Tonight our host is not Jesus, but Death itself. It is death itself that invites us here tonight. Death invites us to come face to face with our mortality, to see and know it’s inevitable claim on each of us, whether it be tonight, tomorrow or years from now. Death invites us here to give us a preview of what’s to come. Death does not wash our feet and anoint us with precious love. Death says, you can not hide from me. You are Mine.

But wait. Don’t be afraid. My 90 year old mother who makes a habit of robbing death of it’s sting, will tell you that life is made of small victories over death, anointings with love and washing with water that cleanses and gives life. She will tell you to look death in the face and say “ O death” “La muerte” Donde esta la muerte? Donde esta su victoris. Where is your sting, where is your victory?  And she would tell each of us to look for those small victories over death in our own lives. The people we keep on loving no matter what. The moments of reconciliation and healing we know. The songs we sing and the dances we dance, all in the face of death.
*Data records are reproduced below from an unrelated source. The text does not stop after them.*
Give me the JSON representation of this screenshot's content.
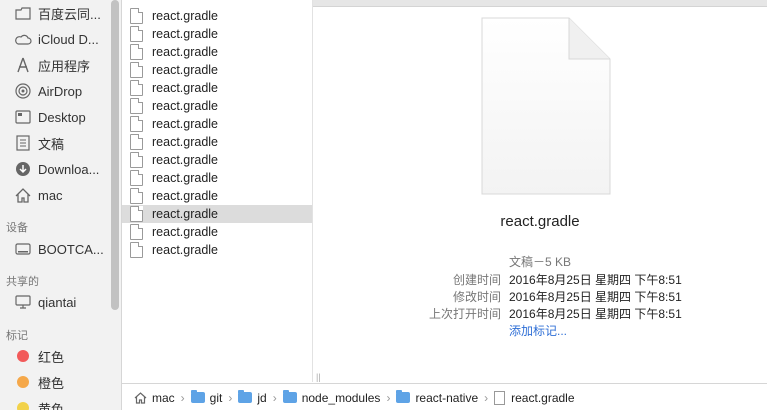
{
  "sidebar": {
    "items": [
      {
        "label": "百度云同...",
        "icon": "folder-icon"
      },
      {
        "label": "iCloud D...",
        "icon": "cloud-icon"
      },
      {
        "label": "应用程序",
        "icon": "applications-icon"
      },
      {
        "label": "AirDrop",
        "icon": "airdrop-icon"
      },
      {
        "label": "Desktop",
        "icon": "desktop-icon"
      },
      {
        "label": "文稿",
        "icon": "documents-icon"
      },
      {
        "label": "Downloa...",
        "icon": "downloads-icon"
      },
      {
        "label": "mac",
        "icon": "home-icon"
      }
    ],
    "devices_header": "设备",
    "devices": [
      {
        "label": "BOOTCA...",
        "icon": "disk-icon"
      }
    ],
    "shared_header": "共享的",
    "shared": [
      {
        "label": "qiantai",
        "icon": "computer-icon"
      }
    ],
    "tags_header": "标记",
    "tags": [
      {
        "label": "红色",
        "color": "#f25a5a"
      },
      {
        "label": "橙色",
        "color": "#f5a84a"
      },
      {
        "label": "黄色",
        "color": "#f2d24a"
      }
    ]
  },
  "files": [
    "react.gradle",
    "react.gradle",
    "react.gradle",
    "react.gradle",
    "react.gradle",
    "react.gradle",
    "react.gradle",
    "react.gradle",
    "react.gradle",
    "react.gradle",
    "react.gradle",
    "react.gradle",
    "react.gradle",
    "react.gradle"
  ],
  "selected_index": 11,
  "preview": {
    "name": "react.gradle",
    "kind": "文稿－5 KB",
    "created_label": "创建时间",
    "created_value": "2016年8月25日 星期四 下午8:51",
    "modified_label": "修改时间",
    "modified_value": "2016年8月25日 星期四 下午8:51",
    "opened_label": "上次打开时间",
    "opened_value": "2016年8月25日 星期四 下午8:51",
    "add_tags": "添加标记...",
    "resize_handle": "||"
  },
  "pathbar": {
    "crumbs": [
      "mac",
      "git",
      "jd",
      "node_modules",
      "react-native",
      "react.gradle"
    ]
  }
}
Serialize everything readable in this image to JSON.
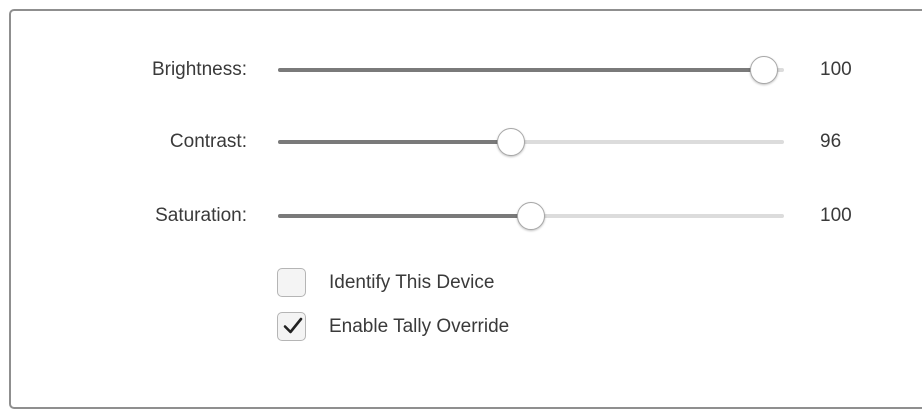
{
  "sliders": [
    {
      "label": "Brightness:",
      "value": "100",
      "fraction": 0.96
    },
    {
      "label": "Contrast:",
      "value": "96",
      "fraction": 0.46
    },
    {
      "label": "Saturation:",
      "value": "100",
      "fraction": 0.5
    }
  ],
  "checkboxes": [
    {
      "label": "Identify This Device",
      "checked": false
    },
    {
      "label": "Enable Tally Override",
      "checked": true
    }
  ],
  "colors": {
    "fill": "#7a7a7a",
    "track": "#dcdcdc",
    "text": "#3a3a3a",
    "border": "#8f8f8f"
  }
}
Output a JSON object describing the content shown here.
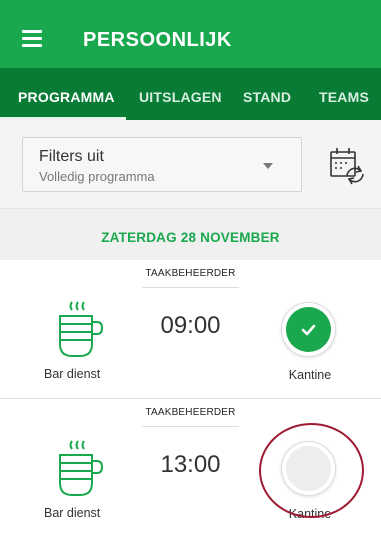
{
  "appbar": {
    "title": "PERSOONLIJK",
    "menu_icon": "hamburger-icon"
  },
  "tabs": [
    {
      "label": "PROGRAMMA",
      "active": true
    },
    {
      "label": "UITSLAGEN",
      "active": false
    },
    {
      "label": "STAND",
      "active": false
    },
    {
      "label": "TEAMS",
      "active": false
    }
  ],
  "filter": {
    "title": "Filters uit",
    "subtitle": "Volledig programma"
  },
  "date_header": "ZATERDAG 28 NOVEMBER",
  "duties": [
    {
      "role": "TAAKBEHEERDER",
      "duty": "Bar dienst",
      "time": "09:00",
      "location": "Kantine",
      "completed": true
    },
    {
      "role": "TAAKBEHEERDER",
      "duty": "Bar dienst",
      "time": "13:00",
      "location": "Kantine",
      "completed": false
    }
  ],
  "colors": {
    "primary": "#1aa84e",
    "tab_bar": "#087c35",
    "annotation": "#9e1b32"
  },
  "icons": {
    "duty": "coffee-cup-icon",
    "calendar": "calendar-refresh-icon",
    "check": "checkmark-icon",
    "dropdown": "chevron-down-icon"
  }
}
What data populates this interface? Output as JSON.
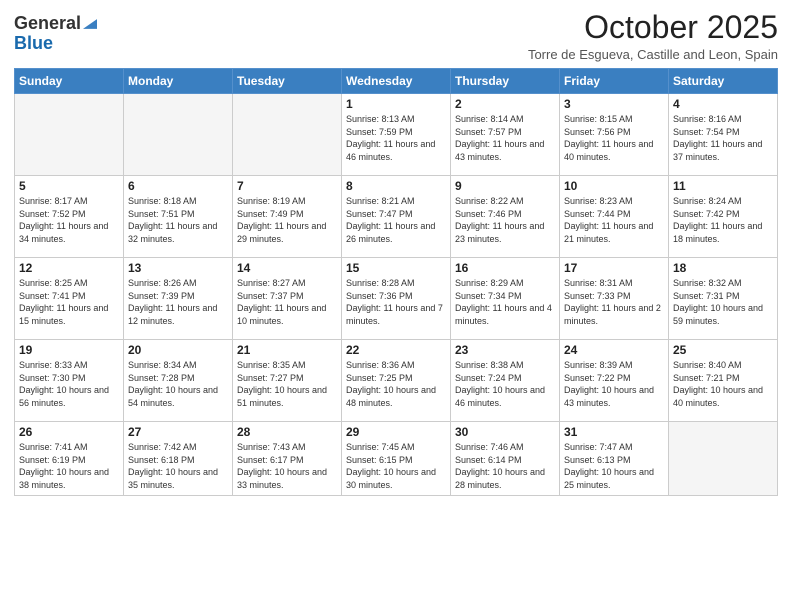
{
  "header": {
    "logo_general": "General",
    "logo_blue": "Blue",
    "month_title": "October 2025",
    "subtitle": "Torre de Esgueva, Castille and Leon, Spain"
  },
  "weekdays": [
    "Sunday",
    "Monday",
    "Tuesday",
    "Wednesday",
    "Thursday",
    "Friday",
    "Saturday"
  ],
  "weeks": [
    [
      {
        "day": "",
        "info": ""
      },
      {
        "day": "",
        "info": ""
      },
      {
        "day": "",
        "info": ""
      },
      {
        "day": "1",
        "info": "Sunrise: 8:13 AM\nSunset: 7:59 PM\nDaylight: 11 hours and 46 minutes."
      },
      {
        "day": "2",
        "info": "Sunrise: 8:14 AM\nSunset: 7:57 PM\nDaylight: 11 hours and 43 minutes."
      },
      {
        "day": "3",
        "info": "Sunrise: 8:15 AM\nSunset: 7:56 PM\nDaylight: 11 hours and 40 minutes."
      },
      {
        "day": "4",
        "info": "Sunrise: 8:16 AM\nSunset: 7:54 PM\nDaylight: 11 hours and 37 minutes."
      }
    ],
    [
      {
        "day": "5",
        "info": "Sunrise: 8:17 AM\nSunset: 7:52 PM\nDaylight: 11 hours and 34 minutes."
      },
      {
        "day": "6",
        "info": "Sunrise: 8:18 AM\nSunset: 7:51 PM\nDaylight: 11 hours and 32 minutes."
      },
      {
        "day": "7",
        "info": "Sunrise: 8:19 AM\nSunset: 7:49 PM\nDaylight: 11 hours and 29 minutes."
      },
      {
        "day": "8",
        "info": "Sunrise: 8:21 AM\nSunset: 7:47 PM\nDaylight: 11 hours and 26 minutes."
      },
      {
        "day": "9",
        "info": "Sunrise: 8:22 AM\nSunset: 7:46 PM\nDaylight: 11 hours and 23 minutes."
      },
      {
        "day": "10",
        "info": "Sunrise: 8:23 AM\nSunset: 7:44 PM\nDaylight: 11 hours and 21 minutes."
      },
      {
        "day": "11",
        "info": "Sunrise: 8:24 AM\nSunset: 7:42 PM\nDaylight: 11 hours and 18 minutes."
      }
    ],
    [
      {
        "day": "12",
        "info": "Sunrise: 8:25 AM\nSunset: 7:41 PM\nDaylight: 11 hours and 15 minutes."
      },
      {
        "day": "13",
        "info": "Sunrise: 8:26 AM\nSunset: 7:39 PM\nDaylight: 11 hours and 12 minutes."
      },
      {
        "day": "14",
        "info": "Sunrise: 8:27 AM\nSunset: 7:37 PM\nDaylight: 11 hours and 10 minutes."
      },
      {
        "day": "15",
        "info": "Sunrise: 8:28 AM\nSunset: 7:36 PM\nDaylight: 11 hours and 7 minutes."
      },
      {
        "day": "16",
        "info": "Sunrise: 8:29 AM\nSunset: 7:34 PM\nDaylight: 11 hours and 4 minutes."
      },
      {
        "day": "17",
        "info": "Sunrise: 8:31 AM\nSunset: 7:33 PM\nDaylight: 11 hours and 2 minutes."
      },
      {
        "day": "18",
        "info": "Sunrise: 8:32 AM\nSunset: 7:31 PM\nDaylight: 10 hours and 59 minutes."
      }
    ],
    [
      {
        "day": "19",
        "info": "Sunrise: 8:33 AM\nSunset: 7:30 PM\nDaylight: 10 hours and 56 minutes."
      },
      {
        "day": "20",
        "info": "Sunrise: 8:34 AM\nSunset: 7:28 PM\nDaylight: 10 hours and 54 minutes."
      },
      {
        "day": "21",
        "info": "Sunrise: 8:35 AM\nSunset: 7:27 PM\nDaylight: 10 hours and 51 minutes."
      },
      {
        "day": "22",
        "info": "Sunrise: 8:36 AM\nSunset: 7:25 PM\nDaylight: 10 hours and 48 minutes."
      },
      {
        "day": "23",
        "info": "Sunrise: 8:38 AM\nSunset: 7:24 PM\nDaylight: 10 hours and 46 minutes."
      },
      {
        "day": "24",
        "info": "Sunrise: 8:39 AM\nSunset: 7:22 PM\nDaylight: 10 hours and 43 minutes."
      },
      {
        "day": "25",
        "info": "Sunrise: 8:40 AM\nSunset: 7:21 PM\nDaylight: 10 hours and 40 minutes."
      }
    ],
    [
      {
        "day": "26",
        "info": "Sunrise: 7:41 AM\nSunset: 6:19 PM\nDaylight: 10 hours and 38 minutes."
      },
      {
        "day": "27",
        "info": "Sunrise: 7:42 AM\nSunset: 6:18 PM\nDaylight: 10 hours and 35 minutes."
      },
      {
        "day": "28",
        "info": "Sunrise: 7:43 AM\nSunset: 6:17 PM\nDaylight: 10 hours and 33 minutes."
      },
      {
        "day": "29",
        "info": "Sunrise: 7:45 AM\nSunset: 6:15 PM\nDaylight: 10 hours and 30 minutes."
      },
      {
        "day": "30",
        "info": "Sunrise: 7:46 AM\nSunset: 6:14 PM\nDaylight: 10 hours and 28 minutes."
      },
      {
        "day": "31",
        "info": "Sunrise: 7:47 AM\nSunset: 6:13 PM\nDaylight: 10 hours and 25 minutes."
      },
      {
        "day": "",
        "info": ""
      }
    ]
  ]
}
Death may have invited us here tonight but it is Life and Love that is taking over. It is our God who puts Death in its place, where death belongs, which is to say  “in the grave”, in the tomb. And this is no “small victory”, this is God’s triumph over what we fear most and what we hide from. For It is God in Jesus Christ that says, “you do not need to fear. You are mine”

Anand, Sara, Kiu, Bryan, Rebecca, it is what Jesus says to each of you tonight. Come and wash in the waters of new life. Let me give you the victory over death that I have known. Do not be afraid. You are mine.


Copyright © 2007 St. Ignatius.